Data records for software interfaces

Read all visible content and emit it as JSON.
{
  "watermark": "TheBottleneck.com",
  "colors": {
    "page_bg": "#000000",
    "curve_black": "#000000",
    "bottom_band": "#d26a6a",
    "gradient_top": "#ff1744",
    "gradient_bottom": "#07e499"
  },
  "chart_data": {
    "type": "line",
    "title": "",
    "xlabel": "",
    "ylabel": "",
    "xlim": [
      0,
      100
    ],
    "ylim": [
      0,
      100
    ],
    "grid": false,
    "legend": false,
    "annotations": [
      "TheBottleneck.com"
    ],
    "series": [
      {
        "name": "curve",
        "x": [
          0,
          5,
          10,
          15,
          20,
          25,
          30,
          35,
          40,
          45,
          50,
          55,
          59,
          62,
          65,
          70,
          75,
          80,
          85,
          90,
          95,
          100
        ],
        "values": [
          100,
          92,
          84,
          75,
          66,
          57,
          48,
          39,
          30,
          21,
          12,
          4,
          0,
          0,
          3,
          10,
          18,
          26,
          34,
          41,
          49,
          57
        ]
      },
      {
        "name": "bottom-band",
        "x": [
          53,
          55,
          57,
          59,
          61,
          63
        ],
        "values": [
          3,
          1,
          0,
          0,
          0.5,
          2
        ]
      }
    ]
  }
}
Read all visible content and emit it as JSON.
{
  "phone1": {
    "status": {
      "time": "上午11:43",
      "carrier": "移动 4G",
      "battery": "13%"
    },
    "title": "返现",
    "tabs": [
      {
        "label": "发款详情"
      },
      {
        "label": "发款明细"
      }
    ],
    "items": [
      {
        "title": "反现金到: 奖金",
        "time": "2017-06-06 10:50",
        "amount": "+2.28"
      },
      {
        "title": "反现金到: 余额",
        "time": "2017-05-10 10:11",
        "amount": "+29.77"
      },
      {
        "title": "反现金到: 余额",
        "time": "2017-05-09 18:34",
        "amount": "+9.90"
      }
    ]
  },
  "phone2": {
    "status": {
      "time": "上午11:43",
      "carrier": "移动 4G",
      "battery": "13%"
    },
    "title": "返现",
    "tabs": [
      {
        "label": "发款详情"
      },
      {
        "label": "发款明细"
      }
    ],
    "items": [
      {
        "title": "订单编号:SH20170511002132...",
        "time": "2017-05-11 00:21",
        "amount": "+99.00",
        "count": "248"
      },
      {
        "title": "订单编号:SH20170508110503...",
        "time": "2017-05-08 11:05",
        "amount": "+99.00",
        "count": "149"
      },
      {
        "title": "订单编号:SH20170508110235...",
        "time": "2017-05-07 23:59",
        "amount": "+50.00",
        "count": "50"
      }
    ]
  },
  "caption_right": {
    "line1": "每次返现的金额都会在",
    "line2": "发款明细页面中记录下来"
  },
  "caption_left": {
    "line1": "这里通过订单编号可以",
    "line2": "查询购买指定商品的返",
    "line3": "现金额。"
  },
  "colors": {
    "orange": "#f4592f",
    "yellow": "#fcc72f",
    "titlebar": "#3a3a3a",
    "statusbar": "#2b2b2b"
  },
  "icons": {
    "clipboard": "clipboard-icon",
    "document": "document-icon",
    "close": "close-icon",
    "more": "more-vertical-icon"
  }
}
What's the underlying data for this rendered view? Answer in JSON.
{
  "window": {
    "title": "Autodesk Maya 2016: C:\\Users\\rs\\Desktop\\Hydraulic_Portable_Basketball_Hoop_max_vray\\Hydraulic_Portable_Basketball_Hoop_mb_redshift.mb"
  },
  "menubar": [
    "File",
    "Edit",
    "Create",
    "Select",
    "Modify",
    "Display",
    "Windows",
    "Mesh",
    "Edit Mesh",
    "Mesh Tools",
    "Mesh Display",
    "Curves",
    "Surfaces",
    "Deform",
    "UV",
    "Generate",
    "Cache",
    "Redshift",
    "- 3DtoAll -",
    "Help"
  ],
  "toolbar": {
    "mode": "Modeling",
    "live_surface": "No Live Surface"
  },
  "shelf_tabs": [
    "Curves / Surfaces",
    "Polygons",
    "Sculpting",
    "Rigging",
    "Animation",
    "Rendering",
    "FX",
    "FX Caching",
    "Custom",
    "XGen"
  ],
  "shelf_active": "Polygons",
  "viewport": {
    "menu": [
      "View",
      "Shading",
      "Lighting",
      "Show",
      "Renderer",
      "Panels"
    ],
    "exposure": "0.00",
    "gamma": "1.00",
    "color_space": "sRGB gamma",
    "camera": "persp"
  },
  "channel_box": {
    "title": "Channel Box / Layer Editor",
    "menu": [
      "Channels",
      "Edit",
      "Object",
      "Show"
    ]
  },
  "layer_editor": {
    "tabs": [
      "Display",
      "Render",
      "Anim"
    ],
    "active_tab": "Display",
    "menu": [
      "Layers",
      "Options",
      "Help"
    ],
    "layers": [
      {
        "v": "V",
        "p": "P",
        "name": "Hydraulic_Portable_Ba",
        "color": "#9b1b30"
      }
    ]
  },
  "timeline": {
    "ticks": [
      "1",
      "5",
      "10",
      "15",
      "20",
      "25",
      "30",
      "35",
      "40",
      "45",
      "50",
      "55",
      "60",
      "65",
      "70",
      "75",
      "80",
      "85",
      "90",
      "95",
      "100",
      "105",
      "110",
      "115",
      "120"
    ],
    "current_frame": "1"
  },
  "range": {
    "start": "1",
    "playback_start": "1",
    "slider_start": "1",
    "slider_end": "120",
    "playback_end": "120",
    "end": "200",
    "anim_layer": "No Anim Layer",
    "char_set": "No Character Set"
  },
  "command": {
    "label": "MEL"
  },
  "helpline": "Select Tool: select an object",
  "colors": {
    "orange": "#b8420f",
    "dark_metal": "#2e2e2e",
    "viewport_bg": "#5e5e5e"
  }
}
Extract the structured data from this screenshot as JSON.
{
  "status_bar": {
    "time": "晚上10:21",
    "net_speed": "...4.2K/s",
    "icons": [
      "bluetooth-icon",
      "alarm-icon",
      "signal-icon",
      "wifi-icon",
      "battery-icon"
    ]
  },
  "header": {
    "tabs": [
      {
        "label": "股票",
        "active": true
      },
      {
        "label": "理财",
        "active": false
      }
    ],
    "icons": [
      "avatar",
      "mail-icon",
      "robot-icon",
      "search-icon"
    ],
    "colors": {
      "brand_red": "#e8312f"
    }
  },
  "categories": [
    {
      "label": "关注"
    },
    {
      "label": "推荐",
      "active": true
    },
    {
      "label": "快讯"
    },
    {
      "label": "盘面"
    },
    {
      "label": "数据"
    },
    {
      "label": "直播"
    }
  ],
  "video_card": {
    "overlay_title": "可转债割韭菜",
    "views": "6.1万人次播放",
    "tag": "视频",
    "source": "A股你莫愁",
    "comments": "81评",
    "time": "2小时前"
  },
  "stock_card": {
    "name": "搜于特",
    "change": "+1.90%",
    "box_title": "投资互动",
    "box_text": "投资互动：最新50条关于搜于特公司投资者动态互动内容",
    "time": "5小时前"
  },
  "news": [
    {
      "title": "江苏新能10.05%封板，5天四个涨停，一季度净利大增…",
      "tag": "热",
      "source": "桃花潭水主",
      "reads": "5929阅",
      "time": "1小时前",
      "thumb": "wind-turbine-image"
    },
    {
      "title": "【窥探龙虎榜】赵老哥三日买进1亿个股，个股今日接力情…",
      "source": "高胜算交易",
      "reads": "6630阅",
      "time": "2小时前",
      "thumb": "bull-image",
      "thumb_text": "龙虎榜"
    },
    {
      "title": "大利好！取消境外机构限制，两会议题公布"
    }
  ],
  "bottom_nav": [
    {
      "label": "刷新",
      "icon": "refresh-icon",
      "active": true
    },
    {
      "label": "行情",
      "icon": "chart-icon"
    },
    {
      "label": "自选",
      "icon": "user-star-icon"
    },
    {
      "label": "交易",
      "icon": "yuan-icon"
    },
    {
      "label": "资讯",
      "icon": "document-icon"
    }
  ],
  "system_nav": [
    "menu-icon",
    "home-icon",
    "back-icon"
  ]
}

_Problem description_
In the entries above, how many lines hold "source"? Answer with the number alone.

_Solution below_
3